Please repeat the entries exactly as they appear and omit any images.

[DATA RECORDS — start]

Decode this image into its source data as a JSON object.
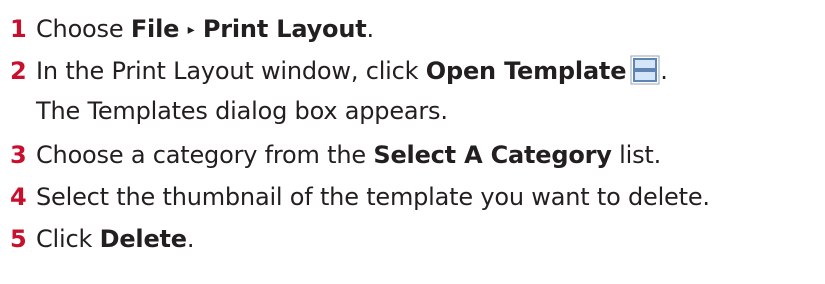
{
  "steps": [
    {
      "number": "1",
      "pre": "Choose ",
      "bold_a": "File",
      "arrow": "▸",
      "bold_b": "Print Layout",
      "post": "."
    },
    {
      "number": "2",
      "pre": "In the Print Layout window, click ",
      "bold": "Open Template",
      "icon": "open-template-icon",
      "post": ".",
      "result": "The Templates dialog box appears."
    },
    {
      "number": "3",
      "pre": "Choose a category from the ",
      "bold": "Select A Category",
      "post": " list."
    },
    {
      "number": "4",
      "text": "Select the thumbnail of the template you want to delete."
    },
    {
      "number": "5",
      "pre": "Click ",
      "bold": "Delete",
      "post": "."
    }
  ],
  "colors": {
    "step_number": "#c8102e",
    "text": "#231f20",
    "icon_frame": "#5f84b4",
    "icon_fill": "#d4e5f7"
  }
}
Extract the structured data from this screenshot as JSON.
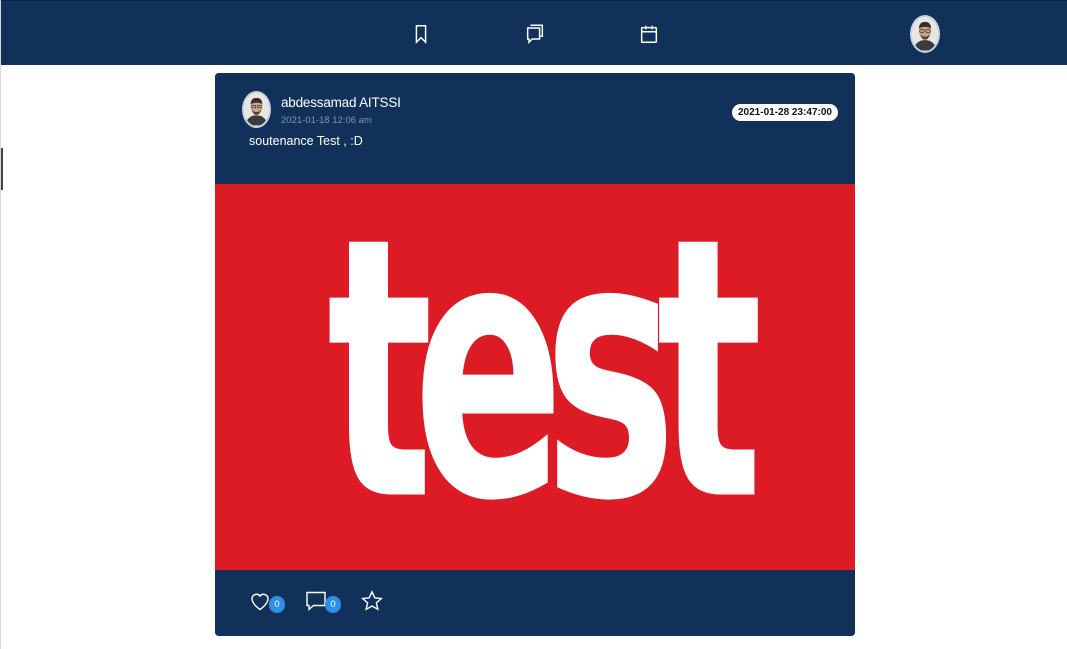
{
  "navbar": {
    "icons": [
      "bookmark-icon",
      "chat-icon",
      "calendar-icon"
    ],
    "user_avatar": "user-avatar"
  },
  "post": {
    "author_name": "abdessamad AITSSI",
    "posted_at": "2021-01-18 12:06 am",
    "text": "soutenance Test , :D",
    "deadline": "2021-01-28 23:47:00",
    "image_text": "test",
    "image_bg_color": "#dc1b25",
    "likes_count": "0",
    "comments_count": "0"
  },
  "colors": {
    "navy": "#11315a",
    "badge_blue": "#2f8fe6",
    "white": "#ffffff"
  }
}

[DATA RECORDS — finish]

**ANSWER BOX**
Decode this image into its source data as a JSON object.
{
  "steps": [
    {
      "number": "1",
      "pre": "Choose ",
      "bold_a": "File",
      "arrow": "▸",
      "bold_b": "Print Layout",
      "post": "."
    },
    {
      "number": "2",
      "pre": "In the Print Layout window, click ",
      "bold": "Open Template",
      "icon": "open-template-icon",
      "post": ".",
      "result": "The Templates dialog box appears."
    },
    {
      "number": "3",
      "pre": "Choose a category from the ",
      "bold": "Select A Category",
      "post": " list."
    },
    {
      "number": "4",
      "text": "Select the thumbnail of the template you want to delete."
    },
    {
      "number": "5",
      "pre": "Click ",
      "bold": "Delete",
      "post": "."
    }
  ],
  "colors": {
    "step_number": "#c8102e",
    "text": "#231f20",
    "icon_frame": "#5f84b4",
    "icon_fill": "#d4e5f7"
  }
}
Extract the structured data from this screenshot as JSON.
{
  "navbar": {
    "icons": [
      "bookmark-icon",
      "chat-icon",
      "calendar-icon"
    ],
    "user_avatar": "user-avatar"
  },
  "post": {
    "author_name": "abdessamad AITSSI",
    "posted_at": "2021-01-18 12:06 am",
    "text": "soutenance Test , :D",
    "deadline": "2021-01-28 23:47:00",
    "image_text": "test",
    "image_bg_color": "#dc1b25",
    "likes_count": "0",
    "comments_count": "0"
  },
  "colors": {
    "navy": "#11315a",
    "badge_blue": "#2f8fe6",
    "white": "#ffffff"
  }
}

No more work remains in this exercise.